In the translation of the Bible we tend to use (the NRSV), the word “alien” occurs 125 times and the word “stranger” 51 times. Clearly the Bible has something to say about those in our midst who are considered aliens or strangers. Two key verses, one from each Testament, sum up nearly the entire use of these words:
The alien who resides with you shall be to you as the citizen among you; you shall love the alien as yourself, for you were aliens in the land of Egypt: I am the Lord your God. Leviticus 19:34
[Jesus said,] I was a stranger and you welcomed me…I was a stranger and you did not welcome me. Matthew 25:35, 43.
There are really two values here: One, never to forget that you were once aliens and so treat aliens as you were treated (actually, the implication is “better than” you were treated). Two, one of the ways we find Jesus is our encounter with the stranger. Both of these obviously relate to what is known as the “Golden Rule,” Do to others as you would have them to do you (Luke 6:31).

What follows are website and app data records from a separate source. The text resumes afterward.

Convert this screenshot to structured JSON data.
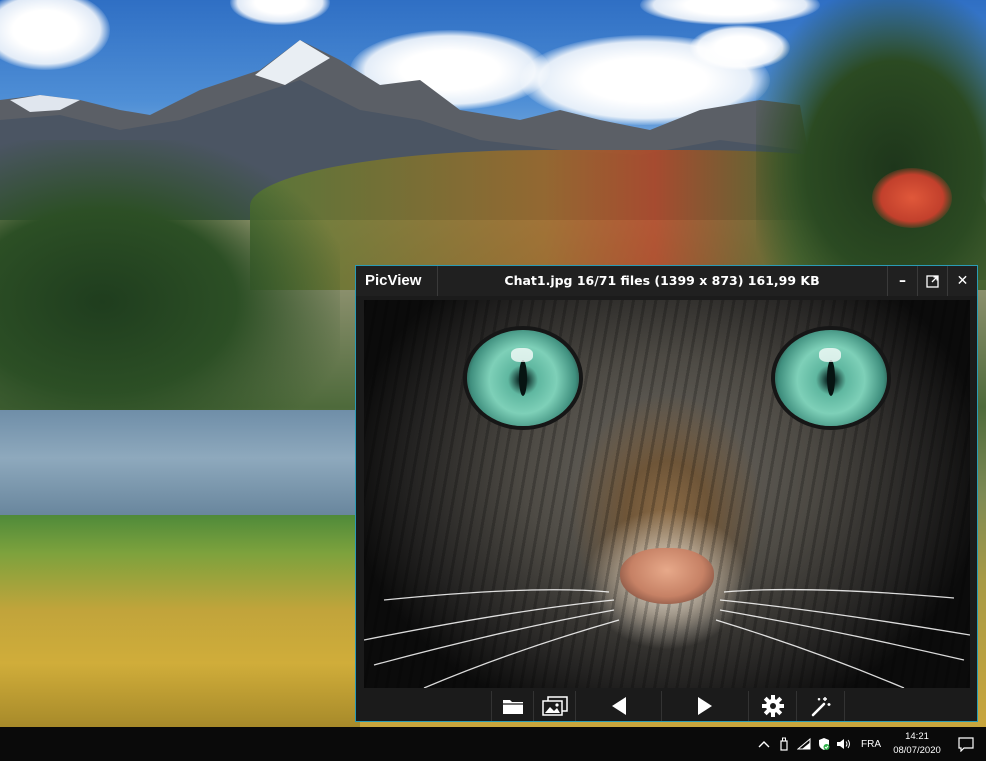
{
  "window": {
    "app_name": "PicView",
    "title": "Chat1.jpg 16/71 files (1399 x 873) 161,99 KB",
    "accent_color": "#2a9bb5",
    "controls": {
      "minimize_symbol": "–",
      "maximize_icon": "expand-icon",
      "close_symbol": "✕"
    }
  },
  "toolbar": {
    "buttons": [
      {
        "name": "open-folder-button",
        "icon": "folder-icon"
      },
      {
        "name": "gallery-button",
        "icon": "images-icon"
      },
      {
        "name": "previous-button",
        "icon": "triangle-left-icon"
      },
      {
        "name": "next-button",
        "icon": "triangle-right-icon"
      },
      {
        "name": "settings-button",
        "icon": "gear-icon"
      },
      {
        "name": "effects-button",
        "icon": "magic-wand-icon"
      }
    ]
  },
  "taskbar": {
    "tray": {
      "chevron_symbol": "^",
      "language": "FRA",
      "time": "14:21",
      "date": "08/07/2020"
    }
  }
}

Two of the promises of our Baptismal Covenant apply here as well. We promise to “seek and serve Christ in all persons, loving our neighbor as ourselves,” and “to strive for justice and peace among all people, and respect the dignity of every human being.” (Book of Common Prayer, p. 305)
In addition, when asked “Who is my neighbor?” Jesus responds by telling the story of a person in the religious minority. The Samaritan is being neighbor and is neighbor himself (Luke 10:29-37). “Go and do likewise,” Jesus says.
The Bible does not use the words “immigrant” or “refugee.” Why not? It is because these are modern concepts that depend upon our understanding of borders and nations. The Bible has a lot of trouble with borders and political entities. Jesus, in particular, ignores them all together, and Paul goes about as if they did not exist. And, in fact, anything that smacks of nationalism is not a biblical value. The ultimate movement of the Bible is to include, not exclude, right through to the Book of Revelation, whose witness we proclaim in Canticle 18 from the Prayer Book (from Revelation 4 & 5).
With your blood you have redeemed for God, from every family [or tribe], language, people, and nation, a royal priesthood to serve our God. (see Revelation 5:9-10)
One of the principles in the history of the church that grew out of these biblical values was the rule of “sanctuary,” that church buildings were a temporary safe place for everyone, and that the church had an obligation to those who sought sanctuary to get them to a more permanent safe place. One theory about why are doors are bright red is to mark the place as sanctuary. This notion took the form of the Underground Railroad during the time of slavery.
We should be careful to note that this flagrant breaking of the law (helping slaves escape to a safe place) was done by Christians convinced that the law was unjust and therefore could not in their conscience be followed. This was done at the same time that other Christians (including some in the north) were certain beyond all doubt that slavery was a biblical institution. The divide among Christians as to how they interpret the Bible is nothing new.
I am deliberately not going to say, “What does that mean we should do? That is a question that deserves prayer and discernment. My purpose has been to make clear what the biblical values are that we hold so dear. I invite conversation from all sides of the political spectrum!